The fundamental elements of process management are based on the terms work, task, function, and process. The event is a special process that determines the states of goods. A logistics system encompasses both a process and the order and process management connected with it. Together with business processes, logistics systems form the focus of the logistics perspective. Whether linked or integrated, business processes result in the characteristic pattern. Push logistics are distinguished from pull logistics. Temporal synchronization between manufacturer and user is realized by means of inventory control processes. In the network of customer orders, production orders and procurement orders, inventory, and lead times are the classic design elements of logistics.
Instruments of logistics analysis make up business process analyses in differing degrees of detail. The organization-oriented process chart is an old method that corresponds closely to the way people naturally view the processes. Layouts of the production infrastructure are useful aids to visualizing restrictions and new possibilities. The detailed analysis of the process plan — the basic process analysis — finally allows more precise mapping of the facts and thus helps to qualify the natural view of the processes held by the persons involved.
Logistics analysis works out a characteristic for the planning & control of each product or product family. For each company within a supply chain, a company-internal analysis must be carried out, and final comparisons will reveal areas for potential improvement. Comparison of the findings within and across companies shows potential hindrances to effective logistics, both within the company and in the supply chain as a whole.
By establishing the characteristic features in planning & control, we have already gained indications for appropriate business methods. The characteristic features can also be seen as influences on logistics performance indicators. The chapter discusses six features referring to the user and the product or product family, five features in reference to logistics and production resources, and seven features of the production or procurement order.
Using the three morphological schemes describing features of transcorporate logistics in supply chains, we can obtain an overview of the current state and the specific type of the supply chain and gain some insights into the appropriateness of transcorporate methods and concepts.
Fundamental concepts in logistics and operations management can be distinguished within a matrix of two dimensions: the product variety concept and the facility layout. A first example showed the branches in dependency upon these two characteristics, in a first approximation. The second example, as an extension to the production types already defined by the facility layout, positions additional production types — mass production, repetitive manufacturing, batch production, mass customization, and one-of-a-kind production — using the additional dimension of the product variety concept. The third example positioned four different concepts for planning & control within the matrix.

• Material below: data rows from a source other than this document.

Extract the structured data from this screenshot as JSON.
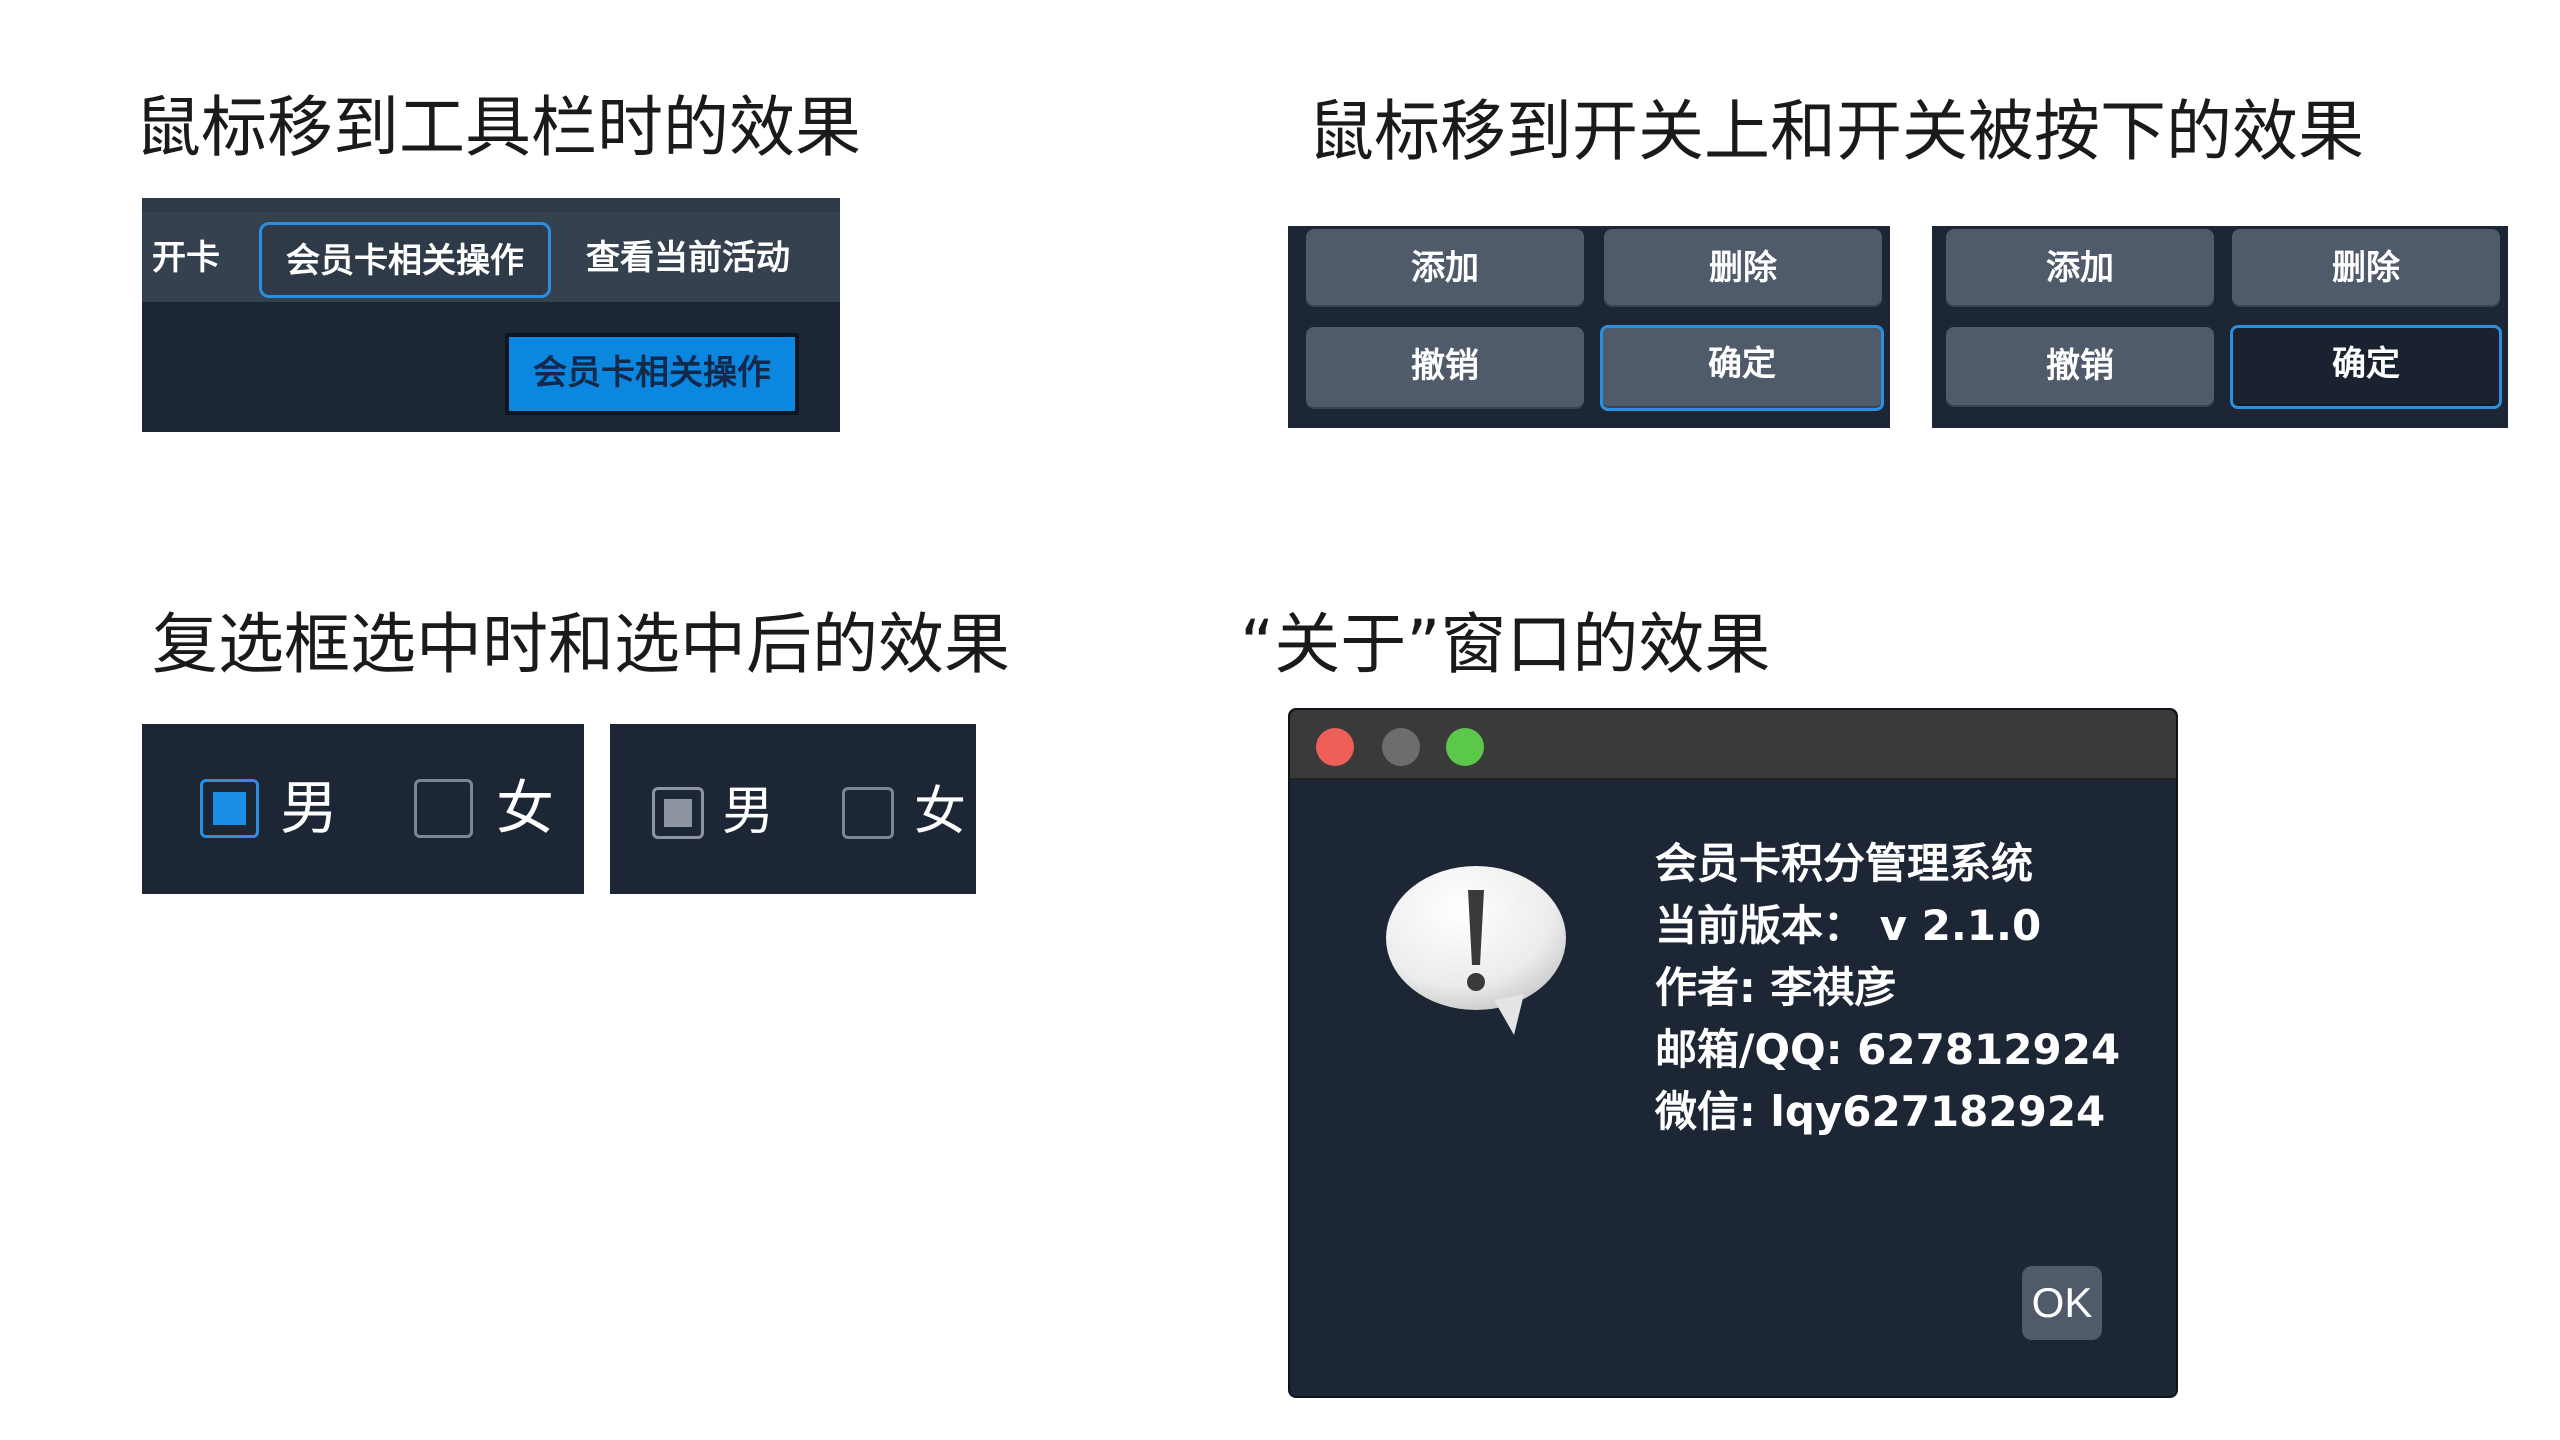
{
  "captions": {
    "toolbar": "鼠标移到工具栏时的效果",
    "switch": "鼠标移到开关上和开关被按下的效果",
    "checkbox": "复选框选中时和选中后的效果",
    "about": "“关于”窗口的效果"
  },
  "toolbar_demo": {
    "items": [
      "开卡",
      "会员卡相关操作",
      "查看当前活动"
    ],
    "popup_label": "会员卡相关操作"
  },
  "switch_demo": {
    "panels": [
      {
        "add": "添加",
        "delete": "删除",
        "undo": "撤销",
        "confirm": "确定",
        "confirm_state": "hover"
      },
      {
        "add": "添加",
        "delete": "删除",
        "undo": "撤销",
        "confirm": "确定",
        "confirm_state": "pressed"
      }
    ]
  },
  "checkbox_demo": {
    "panels": [
      {
        "male": "男",
        "female": "女",
        "male_state": "checked-hover"
      },
      {
        "male": "男",
        "female": "女",
        "male_state": "checked"
      }
    ]
  },
  "about_dialog": {
    "lines": [
      "会员卡积分管理系统",
      "当前版本： v 2.1.0",
      "作者: 李祺彦",
      "邮箱/QQ: 627812924",
      "微信: lqy627182924"
    ],
    "ok_label": "OK",
    "icon": "exclamation-speech-bubble-icon",
    "traffic_lights": [
      "#ee5f58",
      "#6d6d6d",
      "#5cc84a"
    ]
  },
  "colors": {
    "panel_bg": "#1c2634",
    "accent_blue": "#2a8fe0",
    "button_bg": "#4f5b6a"
  }
}
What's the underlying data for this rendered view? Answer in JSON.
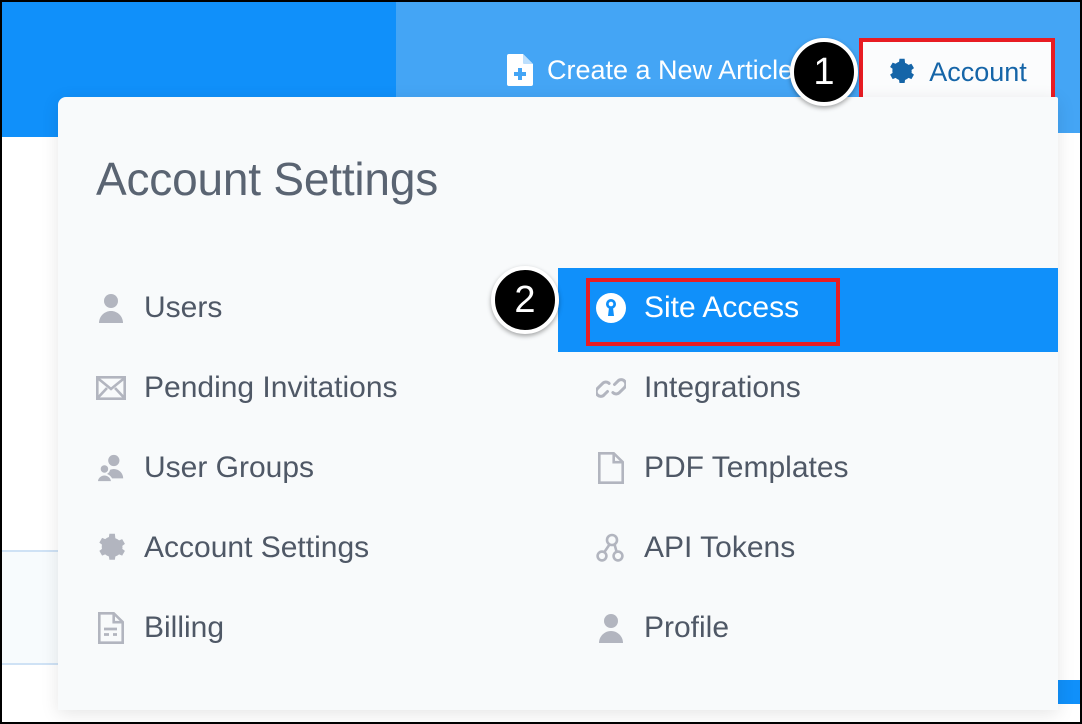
{
  "header": {
    "create_article_label": "Create a New Article",
    "create_article_icon": "document-plus-icon",
    "account_label": "Account",
    "account_icon": "gear-icon",
    "bar_color_left": "#1090fa",
    "bar_color_right": "#44a5f5"
  },
  "panel": {
    "title": "Account Settings",
    "background": "#f8fafb",
    "menu": [
      {
        "left": {
          "label": "Users",
          "icon": "user-icon",
          "selected": false
        },
        "right": {
          "label": "Site Access",
          "icon": "lock-icon",
          "selected": true
        }
      },
      {
        "left": {
          "label": "Pending Invitations",
          "icon": "envelope-icon",
          "selected": false
        },
        "right": {
          "label": "Integrations",
          "icon": "link-icon",
          "selected": false
        }
      },
      {
        "left": {
          "label": "User Groups",
          "icon": "users-group-icon",
          "selected": false
        },
        "right": {
          "label": "PDF Templates",
          "icon": "file-icon",
          "selected": false
        }
      },
      {
        "left": {
          "label": "Account Settings",
          "icon": "gear-icon",
          "selected": false
        },
        "right": {
          "label": "API Tokens",
          "icon": "api-nodes-icon",
          "selected": false
        }
      },
      {
        "left": {
          "label": "Billing",
          "icon": "invoice-icon",
          "selected": false
        },
        "right": {
          "label": "Profile",
          "icon": "user-icon",
          "selected": false
        }
      }
    ]
  },
  "annotations": {
    "highlight_color": "#e81c23",
    "selected_row_color": "#1090fa",
    "badges": [
      {
        "number": "1",
        "target": "Account"
      },
      {
        "number": "2",
        "target": "Site Access"
      }
    ]
  }
}
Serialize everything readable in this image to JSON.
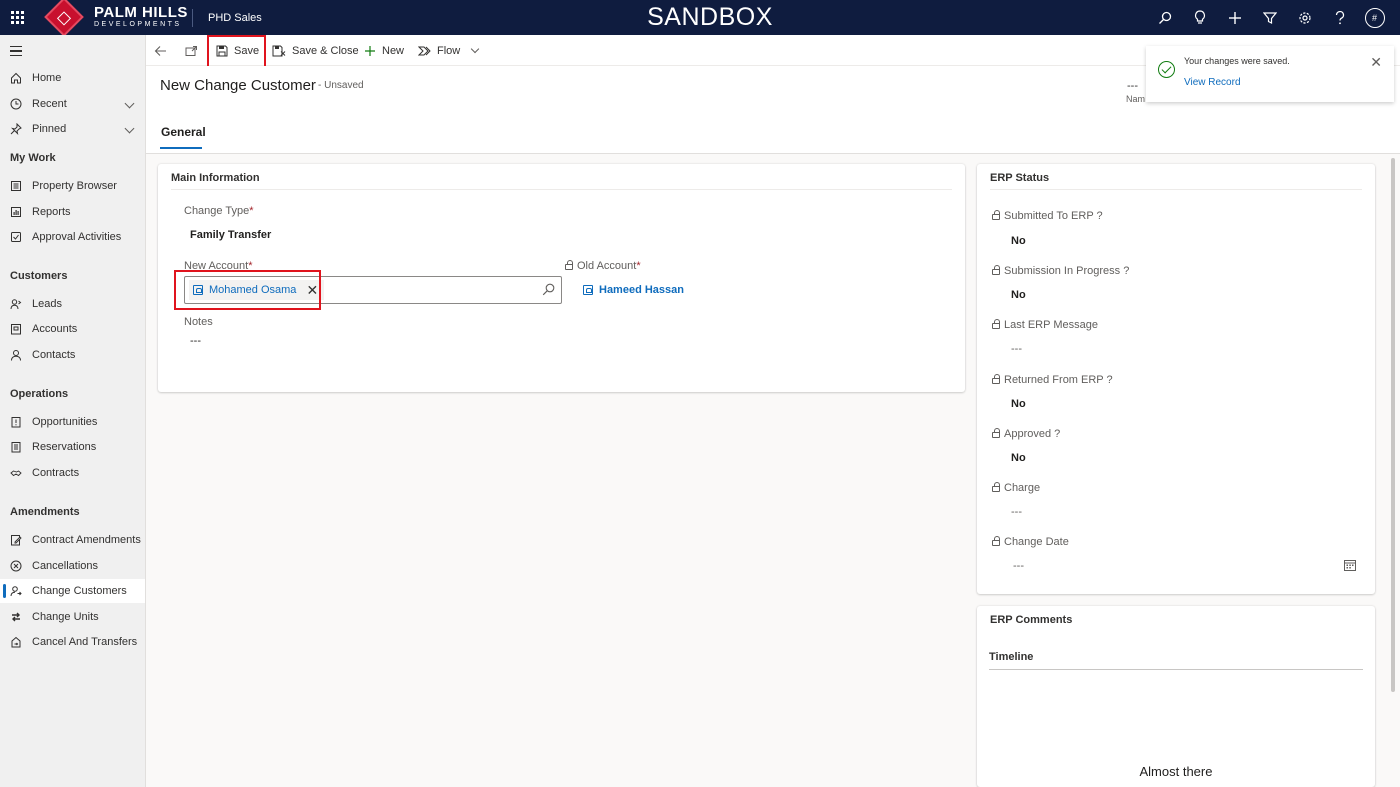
{
  "topbar": {
    "brand_line1": "PALM HILLS",
    "brand_line2": "DEVELOPMENTS",
    "app_name": "PHD Sales",
    "environment": "SANDBOX",
    "icons": [
      "search-icon",
      "lightbulb-icon",
      "plus-icon",
      "filter-icon",
      "gear-icon",
      "help-icon"
    ],
    "avatar_initial": "#"
  },
  "sidebar": {
    "top_items": [
      {
        "label": "Home",
        "icon": "home-icon"
      },
      {
        "label": "Recent",
        "icon": "clock-icon"
      },
      {
        "label": "Pinned",
        "icon": "pin-icon"
      }
    ],
    "groups": [
      {
        "title": "My Work",
        "items": [
          "Property Browser",
          "Reports",
          "Approval Activities"
        ]
      },
      {
        "title": "Customers",
        "items": [
          "Leads",
          "Accounts",
          "Contacts"
        ]
      },
      {
        "title": "Operations",
        "items": [
          "Opportunities",
          "Reservations",
          "Contracts"
        ]
      },
      {
        "title": "Amendments",
        "items": [
          "Contract Amendments",
          "Cancellations",
          "Change Customers",
          "Change Units",
          "Cancel And Transfers"
        ]
      }
    ],
    "active_item": "Change Customers"
  },
  "commandbar": {
    "save": "Save",
    "save_close": "Save & Close",
    "new": "New",
    "flow": "Flow"
  },
  "header": {
    "title": "New Change Customer",
    "status": "- Unsaved",
    "field_value": "---",
    "field_label": "Nam",
    "tab_general": "General"
  },
  "toast": {
    "message": "Your changes were saved.",
    "link": "View Record"
  },
  "main_info": {
    "title": "Main Information",
    "change_type_label": "Change Type",
    "change_type_value": "Family Transfer",
    "new_account_label": "New Account",
    "new_account_value": "Mohamed Osama",
    "old_account_label": "Old Account",
    "old_account_value": "Hameed Hassan",
    "notes_label": "Notes",
    "notes_value": "---",
    "required_mark": "*"
  },
  "erp_status": {
    "title": "ERP Status",
    "fields": [
      {
        "label": "Submitted To ERP ?",
        "value": "No"
      },
      {
        "label": "Submission In Progress ?",
        "value": "No"
      },
      {
        "label": "Last ERP Message",
        "value": "---"
      },
      {
        "label": "Returned From ERP ?",
        "value": "No"
      },
      {
        "label": "Approved ?",
        "value": "No"
      },
      {
        "label": "Charge",
        "value": "---"
      },
      {
        "label": "Change Date",
        "value": "---"
      }
    ]
  },
  "erp_comments": {
    "title": "ERP Comments",
    "timeline": "Timeline",
    "loading_text": "Almost there"
  }
}
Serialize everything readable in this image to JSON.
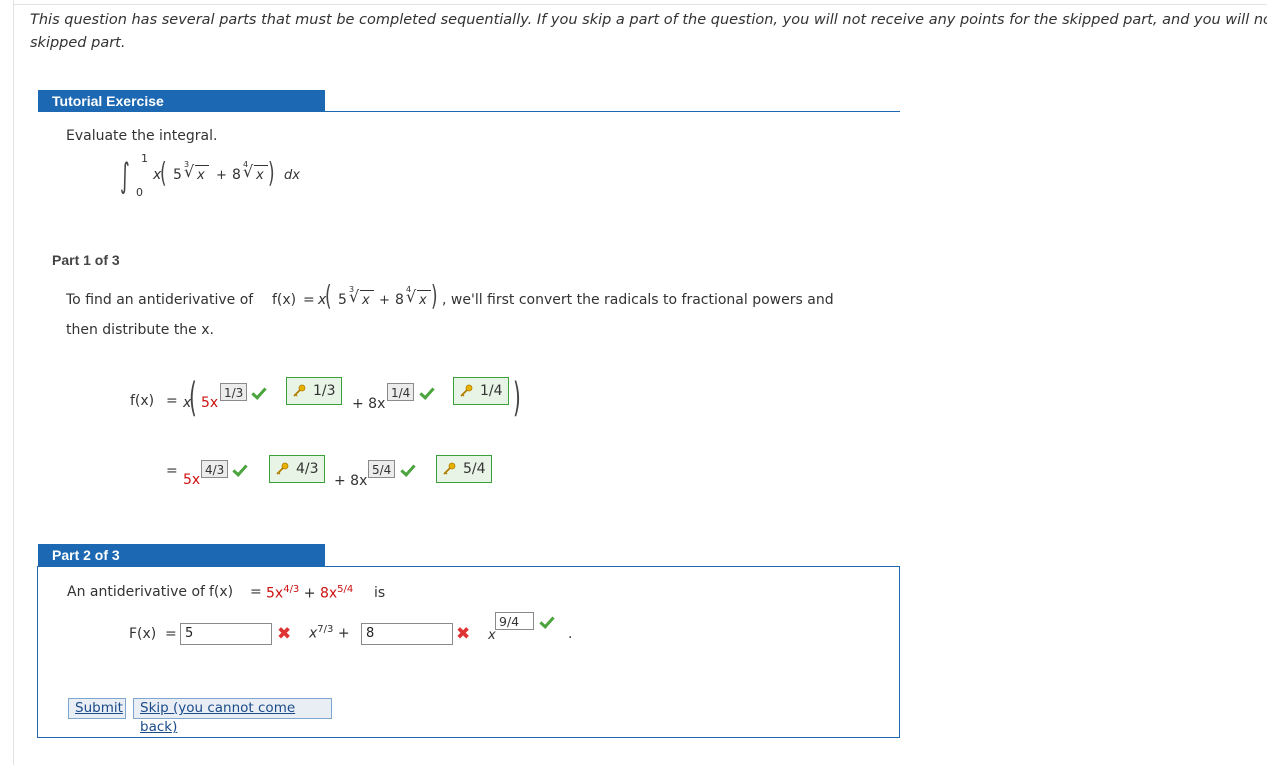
{
  "intro": {
    "line1": "This question has several parts that must be completed sequentially. If you skip a part of the question, you will not receive any points for the skipped part, and you will no",
    "line2": "skipped part."
  },
  "tutorial": {
    "tab_label": "Tutorial Exercise",
    "prompt": "Evaluate the integral.",
    "integral": {
      "upper": "1",
      "lower": "0",
      "body_x": "x",
      "c1": "5",
      "root1_index": "3",
      "radicand1": "x",
      "plus": "+",
      "c2": "8",
      "root2_index": "4",
      "radicand2": "x",
      "dx": "dx"
    }
  },
  "part1": {
    "label": "Part 1 of 3",
    "text_before": "To find an antiderivative of",
    "fx": "f(x)",
    "equals": "=",
    "text_after": ", we'll first convert the radicals to fractional powers and",
    "line2": "then distribute the x.",
    "row1": {
      "lhs": "f(x)",
      "eq": "=",
      "x": "x",
      "term1": "5x",
      "plus": "+ 8x",
      "ans1": "1/3",
      "key1": "1/3",
      "ans2": "1/4",
      "key2": "1/4"
    },
    "row2": {
      "eq": "=",
      "term1": "5x",
      "plus": "+ 8x",
      "ans1": "4/3",
      "key1": "4/3",
      "ans2": "5/4",
      "key2": "5/4"
    }
  },
  "part2": {
    "label": "Part 2 of 3",
    "text_before": "An antiderivative of",
    "fx": "f(x)",
    "eq": "=",
    "expr": {
      "a": "5x",
      "a_exp": "4/3",
      "plus": "+",
      "b": "8x",
      "b_exp": "5/4"
    },
    "is": "is",
    "Fx": "F(x)",
    "input1": "5",
    "mid_x": "x",
    "mid_exp": "7/3",
    "mid_plus": "+",
    "input2": "8",
    "end_x": "x",
    "end_ans": "9/4",
    "period": "."
  },
  "buttons": {
    "submit": "Submit",
    "skip": "Skip (you cannot come back)"
  },
  "colors": {
    "tab_blue": "#1c68b2",
    "red_text": "#cc1111",
    "check_green": "#4ca43e",
    "x_red": "#e03333",
    "key_green": "#3aa13a"
  },
  "icons": {
    "correct": "checkmark-icon",
    "incorrect": "x-mark-icon",
    "answer_key": "key-icon"
  }
}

Each comprises particular types of business processes and business methods for order planning and fulfillment: the basic MRP II / ERP concept, and — as extensions — the lean/JIT concept, the variant-oriented concept, and the processor-oriented concept.
Course 4: Sections and their intended learning outcomes
Course 4 – Business Process Analysis and Concepts for Planning & Control
Intended learning outcomes: Explain important techniques in business process engineering. Describe characteristic features relevant to planning & control in supply chains. Disclose fundamental concepts in logistics and operations management.
4.1 Elements of Business Process Management
Intended learning outcomes: Produce an overview on terms in business process engineering. Describe order management and graphical representation of logistics processes.
4.2 Push Logistics and Pull Logistics in the Design of Business Processes
Intended learning outcomes: Differentiate between pull logistics and push logistics. Describe the temporal synchronization between use and manufacturing with inventory control processes.
4.3 Important Techniques of Analysis in Business Process Engineering
Intended learning outcomes: Explain the organization-oriented process chart as well as the detailed analysis and time study of processes. Disclose manufacturing and service processes in the company-internal and transcorporate layout.
4.4 Characteristic Features Relevant to Planning & Control in Supply Chains
Intended learning outcomes: Produce an overview on principle and validity of characteristics in planning & control. Explain six features in reference to customer, and item or product or product family, five features in reference to logistics and production resources, as well as seven features in reference to the production or procurement order. Describe important relationships between characteristic features of transcorporate logistics in supply chains.
4.5 Branches, Production Types, and Concepts for Planning & Control
Intended learning outcomes: Describe branches of industry in dependency upon two characteristic features, "volume versus variety". Explain in detail production types and concepts for planning & control. Disclose selecting an appropriate branch model, production type, and concept for planning & control.
4.8 Scenarios and Exercises
Intended learning outcomes: Differentiate between various concepts for planning & control within the company. Using process charts for synchronization between use and manufacturing with inventory control processes. Elaborate a basic process analysis as well as manufacturing processes in the company-internal layout.